*The problem*
Reproduce the records below; each should match the original exactly.

*Dataset excerpts*

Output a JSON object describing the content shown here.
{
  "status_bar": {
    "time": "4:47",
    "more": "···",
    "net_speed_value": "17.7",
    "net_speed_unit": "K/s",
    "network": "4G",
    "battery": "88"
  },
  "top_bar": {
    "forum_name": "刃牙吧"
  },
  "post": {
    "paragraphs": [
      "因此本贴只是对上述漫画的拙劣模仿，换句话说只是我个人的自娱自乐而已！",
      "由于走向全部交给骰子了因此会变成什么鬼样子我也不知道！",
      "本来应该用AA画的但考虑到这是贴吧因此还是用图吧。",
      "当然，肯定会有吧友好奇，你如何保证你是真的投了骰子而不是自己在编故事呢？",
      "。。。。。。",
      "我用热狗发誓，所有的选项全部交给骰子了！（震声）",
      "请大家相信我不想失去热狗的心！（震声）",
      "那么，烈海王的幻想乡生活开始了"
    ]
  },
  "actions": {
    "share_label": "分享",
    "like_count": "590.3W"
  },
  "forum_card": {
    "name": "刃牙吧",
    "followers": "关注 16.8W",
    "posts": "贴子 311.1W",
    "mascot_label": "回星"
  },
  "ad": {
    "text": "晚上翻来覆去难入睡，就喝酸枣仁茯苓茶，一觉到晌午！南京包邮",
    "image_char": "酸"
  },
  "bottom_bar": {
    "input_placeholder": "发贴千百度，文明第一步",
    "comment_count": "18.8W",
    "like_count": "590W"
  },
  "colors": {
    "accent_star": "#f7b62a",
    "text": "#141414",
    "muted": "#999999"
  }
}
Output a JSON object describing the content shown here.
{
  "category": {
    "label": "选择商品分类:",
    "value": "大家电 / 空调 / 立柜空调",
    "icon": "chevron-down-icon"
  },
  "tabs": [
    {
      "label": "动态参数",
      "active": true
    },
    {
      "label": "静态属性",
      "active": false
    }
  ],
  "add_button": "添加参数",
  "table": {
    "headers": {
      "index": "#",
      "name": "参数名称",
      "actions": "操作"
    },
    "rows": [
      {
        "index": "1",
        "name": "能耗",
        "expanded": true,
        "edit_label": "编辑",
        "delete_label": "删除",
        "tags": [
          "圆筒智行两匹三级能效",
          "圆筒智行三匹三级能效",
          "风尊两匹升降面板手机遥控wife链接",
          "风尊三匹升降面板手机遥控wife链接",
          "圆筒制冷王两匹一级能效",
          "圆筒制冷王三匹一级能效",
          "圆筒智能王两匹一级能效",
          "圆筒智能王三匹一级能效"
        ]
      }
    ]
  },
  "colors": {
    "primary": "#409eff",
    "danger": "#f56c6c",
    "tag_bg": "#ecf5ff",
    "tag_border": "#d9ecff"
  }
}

*Answer below*
Output a JSON object describing the content shown here.
{
  "status_bar": {
    "time": "4:47",
    "more": "···",
    "net_speed_value": "17.7",
    "net_speed_unit": "K/s",
    "network": "4G",
    "battery": "88"
  },
  "top_bar": {
    "forum_name": "刃牙吧"
  },
  "post": {
    "paragraphs": [
      "因此本贴只是对上述漫画的拙劣模仿，换句话说只是我个人的自娱自乐而已！",
      "由于走向全部交给骰子了因此会变成什么鬼样子我也不知道！",
      "本来应该用AA画的但考虑到这是贴吧因此还是用图吧。",
      "当然，肯定会有吧友好奇，你如何保证你是真的投了骰子而不是自己在编故事呢？",
      "。。。。。。",
      "我用热狗发誓，所有的选项全部交给骰子了！（震声）",
      "请大家相信我不想失去热狗的心！（震声）",
      "那么，烈海王的幻想乡生活开始了"
    ]
  },
  "actions": {
    "share_label": "分享",
    "like_count": "590.3W"
  },
  "forum_card": {
    "name": "刃牙吧",
    "followers": "关注 16.8W",
    "posts": "贴子 311.1W",
    "mascot_label": "回星"
  },
  "ad": {
    "text": "晚上翻来覆去难入睡，就喝酸枣仁茯苓茶，一觉到晌午！南京包邮",
    "image_char": "酸"
  },
  "bottom_bar": {
    "input_placeholder": "发贴千百度，文明第一步",
    "comment_count": "18.8W",
    "like_count": "590W"
  },
  "colors": {
    "accent_star": "#f7b62a",
    "text": "#141414",
    "muted": "#999999"
  }
}
Output a JSON object describing the content shown here.
{
  "category": {
    "label": "选择商品分类:",
    "value": "大家电 / 空调 / 立柜空调",
    "icon": "chevron-down-icon"
  },
  "tabs": [
    {
      "label": "动态参数",
      "active": true
    },
    {
      "label": "静态属性",
      "active": false
    }
  ],
  "add_button": "添加参数",
  "table": {
    "headers": {
      "index": "#",
      "name": "参数名称",
      "actions": "操作"
    },
    "rows": [
      {
        "index": "1",
        "name": "能耗",
        "expanded": true,
        "edit_label": "编辑",
        "delete_label": "删除",
        "tags": [
          "圆筒智行两匹三级能效",
          "圆筒智行三匹三级能效",
          "风尊两匹升降面板手机遥控wife链接",
          "风尊三匹升降面板手机遥控wife链接",
          "圆筒制冷王两匹一级能效",
          "圆筒制冷王三匹一级能效",
          "圆筒智能王两匹一级能效",
          "圆筒智能王三匹一级能效"
        ]
      }
    ]
  },
  "colors": {
    "primary": "#409eff",
    "danger": "#f56c6c",
    "tag_bg": "#ecf5ff",
    "tag_border": "#d9ecff"
  }
}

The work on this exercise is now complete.